I built my first security and mission critical Internet system in 1991, as a part of a major corporation's Internet gateway. The software on the gateway had a number of fairly rudimentary burglar alarms, but even in 1991, the alarms tripped approximately twice a week. The alarms were subtle and only tripped after the system was actually penetrated to a certain degree. I used to backtrack the attacks, and often caught the attackers. The process of running down an attack and documenting the incident took about 4 hours per attack. Of course, the effort had no impact – as the arrival rate of new Internet users increased, so did the attack rate. Finally, I realized that just dealing with the "same old stuff" was taking about 16 hours per week. Since I had built the system, I knew it could resist the attacks it was detecting. Essentially, I was accomplishing nothing with my time other than acting as a kind of surrogate parent to a lot of badly brought up undergraduates. My next generation of burglar alarms were set to trigger when things I thought could never happen occurred. Instead of responding to every probe, I got a weekly summary of the number of times the "same old stuff" was tried against my firewall. That's where I hope IDS will eventually evolve.

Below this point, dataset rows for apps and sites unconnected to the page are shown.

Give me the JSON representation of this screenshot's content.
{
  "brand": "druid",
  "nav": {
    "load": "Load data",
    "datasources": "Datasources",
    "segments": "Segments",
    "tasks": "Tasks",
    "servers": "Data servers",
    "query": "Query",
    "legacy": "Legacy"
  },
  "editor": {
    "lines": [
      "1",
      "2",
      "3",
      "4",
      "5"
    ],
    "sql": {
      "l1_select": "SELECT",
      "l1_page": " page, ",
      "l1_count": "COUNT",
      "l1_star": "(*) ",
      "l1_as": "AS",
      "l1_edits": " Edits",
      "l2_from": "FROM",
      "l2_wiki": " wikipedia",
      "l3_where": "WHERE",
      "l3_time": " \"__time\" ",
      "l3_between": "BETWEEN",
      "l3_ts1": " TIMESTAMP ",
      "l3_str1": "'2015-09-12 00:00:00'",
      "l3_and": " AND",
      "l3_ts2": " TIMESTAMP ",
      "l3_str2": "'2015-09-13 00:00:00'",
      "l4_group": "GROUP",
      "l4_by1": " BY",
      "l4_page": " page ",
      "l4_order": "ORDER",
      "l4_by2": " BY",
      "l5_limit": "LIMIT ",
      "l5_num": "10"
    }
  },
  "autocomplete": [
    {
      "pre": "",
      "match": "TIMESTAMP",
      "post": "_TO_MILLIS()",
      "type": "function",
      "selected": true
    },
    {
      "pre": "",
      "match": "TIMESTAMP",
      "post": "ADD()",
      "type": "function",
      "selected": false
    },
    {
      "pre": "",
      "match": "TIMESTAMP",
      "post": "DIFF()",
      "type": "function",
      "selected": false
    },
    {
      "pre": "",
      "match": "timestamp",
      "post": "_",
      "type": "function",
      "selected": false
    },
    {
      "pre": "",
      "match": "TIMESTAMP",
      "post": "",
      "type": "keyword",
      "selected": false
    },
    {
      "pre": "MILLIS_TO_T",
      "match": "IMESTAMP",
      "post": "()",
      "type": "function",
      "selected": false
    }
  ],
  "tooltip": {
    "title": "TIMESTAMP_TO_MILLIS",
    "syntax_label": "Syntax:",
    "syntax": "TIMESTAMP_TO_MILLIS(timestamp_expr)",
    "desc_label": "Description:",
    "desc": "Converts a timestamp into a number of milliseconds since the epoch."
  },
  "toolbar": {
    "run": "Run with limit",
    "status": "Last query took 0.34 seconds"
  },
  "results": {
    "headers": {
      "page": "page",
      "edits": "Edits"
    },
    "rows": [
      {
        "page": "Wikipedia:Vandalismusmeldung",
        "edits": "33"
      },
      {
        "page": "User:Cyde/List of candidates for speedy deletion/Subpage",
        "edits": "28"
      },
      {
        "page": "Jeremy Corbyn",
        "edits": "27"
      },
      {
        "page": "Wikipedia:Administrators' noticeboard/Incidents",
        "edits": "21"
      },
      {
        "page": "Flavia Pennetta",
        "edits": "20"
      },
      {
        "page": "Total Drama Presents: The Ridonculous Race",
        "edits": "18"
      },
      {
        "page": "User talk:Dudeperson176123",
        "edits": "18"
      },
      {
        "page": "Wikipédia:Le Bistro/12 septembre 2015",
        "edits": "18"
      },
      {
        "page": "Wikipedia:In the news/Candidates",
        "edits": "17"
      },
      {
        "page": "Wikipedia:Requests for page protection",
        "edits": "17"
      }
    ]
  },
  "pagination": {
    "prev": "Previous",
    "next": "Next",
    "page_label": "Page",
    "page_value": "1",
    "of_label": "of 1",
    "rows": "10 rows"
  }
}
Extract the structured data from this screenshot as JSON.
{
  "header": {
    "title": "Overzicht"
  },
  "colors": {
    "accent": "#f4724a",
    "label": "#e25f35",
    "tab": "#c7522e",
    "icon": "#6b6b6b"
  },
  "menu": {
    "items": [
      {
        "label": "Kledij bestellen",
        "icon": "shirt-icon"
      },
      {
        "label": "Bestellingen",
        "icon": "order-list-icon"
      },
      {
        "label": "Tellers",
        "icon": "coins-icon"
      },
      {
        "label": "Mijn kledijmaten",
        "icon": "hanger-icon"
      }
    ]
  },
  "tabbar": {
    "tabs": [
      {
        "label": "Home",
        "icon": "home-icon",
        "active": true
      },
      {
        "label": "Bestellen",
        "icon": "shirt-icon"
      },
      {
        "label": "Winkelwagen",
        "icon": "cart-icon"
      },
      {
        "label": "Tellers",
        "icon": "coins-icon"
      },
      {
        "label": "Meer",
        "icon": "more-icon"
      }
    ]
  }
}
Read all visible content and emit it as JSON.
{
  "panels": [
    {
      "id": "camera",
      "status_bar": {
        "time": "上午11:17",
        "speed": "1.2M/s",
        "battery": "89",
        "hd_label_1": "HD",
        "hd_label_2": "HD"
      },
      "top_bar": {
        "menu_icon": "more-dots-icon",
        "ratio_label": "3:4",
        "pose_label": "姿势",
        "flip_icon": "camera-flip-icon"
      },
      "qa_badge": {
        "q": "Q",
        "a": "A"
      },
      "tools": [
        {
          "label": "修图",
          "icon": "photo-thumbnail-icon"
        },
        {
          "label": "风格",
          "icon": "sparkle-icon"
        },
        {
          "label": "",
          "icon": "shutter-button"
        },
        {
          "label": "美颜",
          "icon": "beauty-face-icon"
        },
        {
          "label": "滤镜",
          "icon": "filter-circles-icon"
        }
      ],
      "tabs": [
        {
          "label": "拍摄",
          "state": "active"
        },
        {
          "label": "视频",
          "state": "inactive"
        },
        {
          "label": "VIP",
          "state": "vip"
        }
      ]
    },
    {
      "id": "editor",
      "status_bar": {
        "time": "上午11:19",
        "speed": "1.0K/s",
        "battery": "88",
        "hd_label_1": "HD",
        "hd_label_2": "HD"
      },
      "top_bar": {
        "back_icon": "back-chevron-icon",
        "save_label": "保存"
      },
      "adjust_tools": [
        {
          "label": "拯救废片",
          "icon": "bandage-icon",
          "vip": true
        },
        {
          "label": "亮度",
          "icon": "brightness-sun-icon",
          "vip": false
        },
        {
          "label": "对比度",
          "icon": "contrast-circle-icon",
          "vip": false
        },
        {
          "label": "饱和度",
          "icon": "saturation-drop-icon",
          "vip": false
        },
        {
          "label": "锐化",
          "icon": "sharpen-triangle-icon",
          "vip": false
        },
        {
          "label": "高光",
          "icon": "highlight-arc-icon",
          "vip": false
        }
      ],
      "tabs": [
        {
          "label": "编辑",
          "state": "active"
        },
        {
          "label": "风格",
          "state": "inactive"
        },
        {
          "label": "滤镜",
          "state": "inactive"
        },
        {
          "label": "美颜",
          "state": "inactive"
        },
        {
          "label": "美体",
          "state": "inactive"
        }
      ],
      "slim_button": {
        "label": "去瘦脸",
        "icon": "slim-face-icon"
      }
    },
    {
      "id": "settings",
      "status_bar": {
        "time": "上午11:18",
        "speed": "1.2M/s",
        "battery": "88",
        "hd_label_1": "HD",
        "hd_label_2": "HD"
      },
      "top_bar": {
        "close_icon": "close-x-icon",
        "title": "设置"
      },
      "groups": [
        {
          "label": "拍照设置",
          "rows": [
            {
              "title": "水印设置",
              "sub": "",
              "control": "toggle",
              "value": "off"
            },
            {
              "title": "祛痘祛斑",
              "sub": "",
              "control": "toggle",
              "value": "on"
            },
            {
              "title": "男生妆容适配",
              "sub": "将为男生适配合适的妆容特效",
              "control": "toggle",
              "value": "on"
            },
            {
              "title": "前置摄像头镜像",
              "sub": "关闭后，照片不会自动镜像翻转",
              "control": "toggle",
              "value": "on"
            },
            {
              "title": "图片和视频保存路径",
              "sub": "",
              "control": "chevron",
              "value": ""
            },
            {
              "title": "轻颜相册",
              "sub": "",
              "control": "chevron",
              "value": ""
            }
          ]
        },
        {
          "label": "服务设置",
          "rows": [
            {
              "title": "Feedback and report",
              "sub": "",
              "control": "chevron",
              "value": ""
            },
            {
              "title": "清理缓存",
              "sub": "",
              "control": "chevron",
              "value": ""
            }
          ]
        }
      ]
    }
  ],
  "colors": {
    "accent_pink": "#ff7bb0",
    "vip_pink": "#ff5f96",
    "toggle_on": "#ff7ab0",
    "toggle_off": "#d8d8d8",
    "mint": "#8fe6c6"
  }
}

Many organizations that do not presently detect and count attacks haven't realized that they are in for an unpleasant surprise if they install IDS or ADS. They will find that even when they know an attack is being launched, there's nothing effective they can do about it. Nowadays, you can't trust the address from which the attack appears to originate. It could be a harmless "fall guy." Even if you know where the attack is coming from, it's almost always from a user's account that has been stolen, or from an ISP account that was purchased with a stolen credit card. To fully backtrack such an attack is a hideously time-and-expertise-intensive task, which amounts to a public service because there is no way it benefits your business. It's still most cost effective to simply chase them away and get back to work. Which brings us back to the question: why bother detecting an attack in the first place, if you know you're not going to do anything about it? Is ignorance bliss?

What Works?

There's no silver bullet, unfortunately. If you understand the limitations and capabilities of IDS, then you can use them effectively. Unfortunately, they are being mismarketed as "feel good" systems more than useful security. To get the best mileage out of your IDS, sit down and draw up a list of the kinds of things that you know mean you have a serious problem, then set the system up to watch for them. If you put your IDS outside your firewall, you've probably put it in the wrong place – move it to the inside. The number of "the usual stuff" attacks seen on the internal network should be very low, and will either represent auditors or hackers that have somehow gotten through your perimeter. In the worst possible case, it may detect employees launching hacks against sites out on the Internet. We'd all like to believe that doesn't happen, but it's best to play it safe.

As with all Internet software, security software is improving at a rapid rate. The current generation of IDS is just the beginning. In the future, we'll see IDS that combine Anomaly Detection with Misuse Detection, and hopefully they will integrate smoothly with firewalls and other security systems. Keep an eye on this hot technology area, and use it wisely today: the network you save may be your own.

About the Author

Marcus Ranum is the CEO of Network Flight Recorder, Inc., a firm specializing in network traffic analysis software. He built the first commercial Internet firewall product, in 1991, and subsequently designed and implemented several other significant security systems including the TIS firewall toolkit, TIS Gauntlet, and Whitehouse.gov. Marcus is a frequent lecturer at conferences, and consults as a network security industry analyst.




Copyright 1998 Network Flight Recorder, Inc. All Rights Reserved.